Wednesday, April 11, 2012

BHC Announces 2012 Prize Recipients

At the Business History Conference annual meeting in Philadelphia, Pennsylvania, March 29-31, 2012, recipients of the following BHC prizes and grants were announced:
Harold F. Williamson Prize.The award is bestowed every two years to a mid-career scholar who has made significant contributions to the field of business history. The prize memorializes the contributions to business history of the late Harold F. Williamson.
2012 recipient: Mary O’Sullivan, University of Geneva
Hagley Prize. The prize is awarded jointly by the Hagley Museum and Library and the Business History Conference to the best book in business history (broadly defined) written in English and published during the two years prior to the award.
2012 Recipient: Sharon Ann Murphy, Providence College, Investing in Life: Insurance in Antebellum America (Johns Hopkins University Press, 2011).
Ralph Gomory Prize. This prize, made possible by the Alfred P. Sloan Foundation, recognizes historical work on the effects of business enterprises on the economic conditions of the countries in which they operate.
2012 recipient: Richard White, Stanford University, Railroaded: The Transcontinentals and the Making of Modern America (W.W. Norton, 2011).

2012 honorable mentions: Jason M. Colby, University of Victoria, The Business of Empire: United Fruit, Race, and U.S. Expansion in Central America (Cornell University Press, 2011), and Philip J. Stern, Duke University, The Company-State: Corporate Sovereignty and the Early Modern Foundations of the British Empire in India (Oxford: Oxford University Press, 2011).

2012 Gomory article prize recipient: Gregg Mittman, University of Wisconsin-Madison, and Paul Erickson, "Latex and Blood: Science, Markets, and American Empire," Radical History Review 107 (Spring 2010): 45-73.
Herman E. Krooss Prize. The prize recognizes the best dissertation in business history written in English and completed in the three calendar years immediately prior to the annual meeting.
2012 recipient: Alexia Yates, Harvard Center for History and Economics, “Selling Paris: Real Estate and Commercial Culture in the Fin-de-Siècle Capital” Ph.D., University of Chicago, 2010).
Oxford Journals Article Prize. This prize recognizes the author of an article published in Enterprise & Society judged to be the best of those that have appeared in volume previous to the year of the BHC annual meeting.
2012 recipient: Milena Veenis, University of Amsterdam, “Cola in the German Democratic Republic: East German Fantasies on Western Consumption” 12 (Sept. 2011): 489-524

2012 honorable mentions: Bianca Murillo, Willamette University, “'The Devil We Know’: Gold Coast Consumers, Local Employees, and the United Africa Company, 1940-1960” 12 (June 2011): 317-55, and Christopher Jones, Ciriacy-Wantrup Fellow, University of California, Berkeley, “The Carbon-Consuming Home: Residential Markets and Energy Transitions” 12 (Dec. 2011): 790-823.
Mira Wilkins Prize.
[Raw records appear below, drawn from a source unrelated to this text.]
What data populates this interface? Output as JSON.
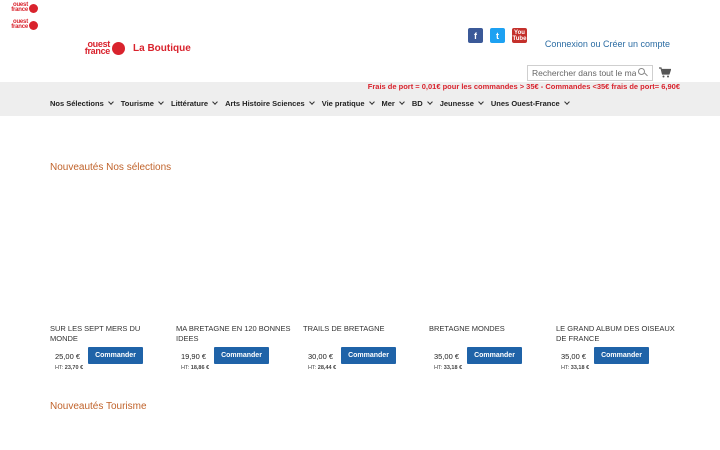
{
  "header": {
    "logo_small_text": "ouest france",
    "brand_logo_text": "ouest france",
    "brand_name": "La Boutique",
    "social": [
      {
        "name": "facebook-icon",
        "glyph": "f"
      },
      {
        "name": "twitter-icon",
        "glyph": "t"
      },
      {
        "name": "youtube-icon",
        "glyph": "You Tube"
      }
    ],
    "account": {
      "login": "Connexion",
      "or": "ou",
      "register": "Créer un compte"
    },
    "search_placeholder": "Rechercher dans tout le magasin...",
    "shipping_notice": "Frais de port = 0,01€ pour les commandes > 35€ - Commandes <35€ frais de port= 6,90€"
  },
  "nav": [
    {
      "label": "Nos Sélections"
    },
    {
      "label": "Tourisme"
    },
    {
      "label": "Littérature"
    },
    {
      "label": "Arts Histoire Sciences"
    },
    {
      "label": "Vie pratique"
    },
    {
      "label": "Mer"
    },
    {
      "label": "BD"
    },
    {
      "label": "Jeunesse"
    },
    {
      "label": "Unes Ouest-France"
    }
  ],
  "sections": [
    {
      "title": "Nouveautés Nos sélections",
      "products": [
        {
          "name": "SUR LES SEPT MERS DU MONDE",
          "price": "25,00 €",
          "ht_label": "HT:",
          "ht": "23,70 €",
          "button": "Commander"
        },
        {
          "name": "MA BRETAGNE EN 120 BONNES IDEES",
          "price": "19,90 €",
          "ht_label": "HT:",
          "ht": "18,86 €",
          "button": "Commander"
        },
        {
          "name": "TRAILS DE BRETAGNE",
          "price": "30,00 €",
          "ht_label": "HT:",
          "ht": "28,44 €",
          "button": "Commander"
        },
        {
          "name": "BRETAGNE MONDES",
          "price": "35,00 €",
          "ht_label": "HT:",
          "ht": "33,18 €",
          "button": "Commander"
        },
        {
          "name": "LE GRAND ALBUM DES OISEAUX DE FRANCE",
          "price": "35,00 €",
          "ht_label": "HT:",
          "ht": "33,18 €",
          "button": "Commander"
        }
      ]
    },
    {
      "title": "Nouveautés Tourisme",
      "products": []
    }
  ],
  "colors": {
    "brand_red": "#d9232d",
    "link_blue": "#2b6ca3",
    "button_blue": "#1f63a8",
    "section_orange": "#c0622a"
  }
}
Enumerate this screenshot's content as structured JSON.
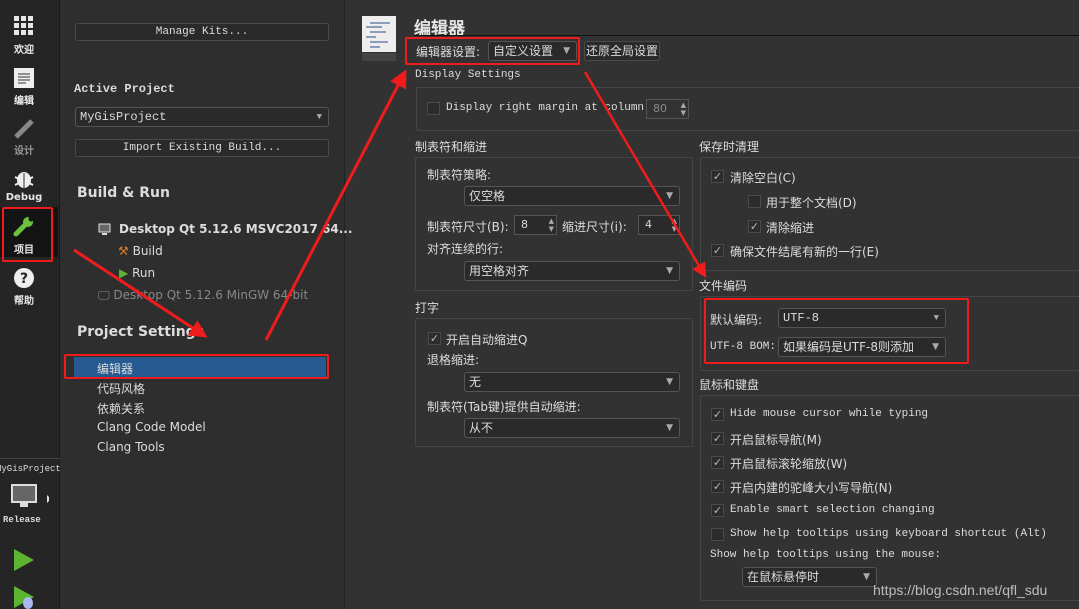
{
  "sidebar": {
    "items": [
      {
        "label": "欢迎",
        "icon": "grid-icon"
      },
      {
        "label": "编辑",
        "icon": "document-icon"
      },
      {
        "label": "设计",
        "icon": "pencil-icon"
      },
      {
        "label": "Debug",
        "icon": "bug-icon"
      },
      {
        "label": "项目",
        "icon": "wrench-icon",
        "active": true
      },
      {
        "label": "帮助",
        "icon": "help-icon"
      }
    ],
    "target_project": "MyGisProject",
    "build_config": "Release"
  },
  "project_pane": {
    "manage_kits": "Manage Kits...",
    "active_project_heading": "Active Project",
    "active_project": "MyGisProject",
    "import_build": "Import Existing Build...",
    "build_run_heading": "Build & Run",
    "kits": [
      {
        "name": "Desktop Qt 5.12.6 MSVC2017 64...",
        "build": "Build",
        "run": "Run"
      },
      {
        "name": "Desktop Qt 5.12.6 MinGW 64-bit"
      }
    ],
    "project_settings_heading": "Project Settings",
    "settings_items": [
      "编辑器",
      "代码风格",
      "依赖关系",
      "Clang Code Model",
      "Clang Tools"
    ],
    "selected": "编辑器"
  },
  "editor": {
    "title": "编辑器",
    "settings_label": "编辑器设置:",
    "settings_value": "自定义设置",
    "restore_button": "还原全局设置",
    "display": {
      "heading": "Display Settings",
      "right_margin_label": "Display right margin at column:",
      "right_margin_checked": false,
      "right_margin_value": "80"
    },
    "tabs": {
      "heading": "制表符和缩进",
      "policy_label": "制表符策略:",
      "policy_value": "仅空格",
      "tab_size_label": "制表符尺寸(B):",
      "tab_size": "8",
      "indent_size_label": "缩进尺寸(i):",
      "indent_size": "4",
      "align_label": "对齐连续的行:",
      "align_value": "用空格对齐"
    },
    "typing": {
      "heading": "打字",
      "auto_indent": "开启自动缩进Q",
      "backspace_label": "退格缩进:",
      "backspace_value": "无",
      "tab_auto_label": "制表符(Tab键)提供自动缩进:",
      "tab_auto_value": "从不"
    },
    "cleanup": {
      "heading": "保存时清理",
      "items": [
        {
          "label": "清除空白(C)",
          "checked": true
        },
        {
          "label": "用于整个文档(D)",
          "checked": false
        },
        {
          "label": "清除缩进",
          "checked": true
        },
        {
          "label": "确保文件结尾有新的一行(E)",
          "checked": true
        }
      ]
    },
    "encoding": {
      "heading": "文件编码",
      "default_label": "默认编码:",
      "default_value": "UTF-8",
      "bom_label": "UTF-8 BOM:",
      "bom_value": "如果编码是UTF-8则添加"
    },
    "mouse": {
      "heading": "鼠标和键盘",
      "items": [
        {
          "label": "Hide mouse cursor while typing",
          "checked": true
        },
        {
          "label": "开启鼠标导航(M)",
          "checked": true
        },
        {
          "label": "开启鼠标滚轮缩放(W)",
          "checked": true
        },
        {
          "label": "开启内建的驼峰大小写导航(N)",
          "checked": true
        },
        {
          "label": "Enable smart selection changing",
          "checked": true
        },
        {
          "label": "Show help tooltips using keyboard shortcut (Alt)",
          "checked": false
        }
      ],
      "tooltip_label": "Show help tooltips using the mouse:",
      "tooltip_value": "在鼠标悬停时"
    }
  },
  "watermark": "https://blog.csdn.net/qfl_sdu",
  "colors": {
    "selection": "#265a91",
    "annotation": "#f01c1c",
    "run_green": "#5cb531"
  }
}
This prize, established in recognition of the path-breaking scholarship of Mira Wilkins, is awarded to the author of the best article published annually in Enterprise & Society pertaining to international and comparative business history.
2012 recipient: Neil Rollings, University of Glasgow, “Multinational Enterprise and Government Controls on Outward Foreign Direct Investment in the United States and the United Kingdom in the 1960s” 12 (June 2011): 398-434.
K. Austin Kerr Prize. The prize recognizes the best first paper delivered at the annual meeting of the Business History Conference by a new scholar (doctoral student or those within three years of receiving their Ph.D.). It honors K. Austin Kerr, longtime professor of history at the Ohio State University and former president of the Business History Conference.
2012 recipient: Gabriel N. Rosenberg, “The Programa Interamericano para la Juventud Rural and the Cultivation of Agribusiness and U.S. Hegemony in Cold War Latin America.”

2012 honorable mention: Kate Epstein, Rutgers University-Camden, “Arms and the State: American Torpedoes, Intellectual Property Rights, and the Origins of the Military-Industrial Complex before World War I,” Judge Glock, Rutgers University-New Brunswick, “The Federal Housing Administration: Did It Really Favor the Suburbs?”
The CEBC Halloran Prize in the History of Corporate Responsibility. The prize recognizes a paper presented at the BHC annual meeting that makes a significant contribution to the history of corporate responsibility. It is funded by the Center for Ethical Business Cultures (CEBC) at the University of St. Thomas Opus College of Business in honor of Harry R. Halloran, Jr.
2012 recipient: Jennifer Armiger, SUNY-Albany, “'What Was Good Enough in the 1960s Is Not Good Enough Today’: Sex, Race, and Business Opposition to Equal Opportunity Policy in 1970s America.”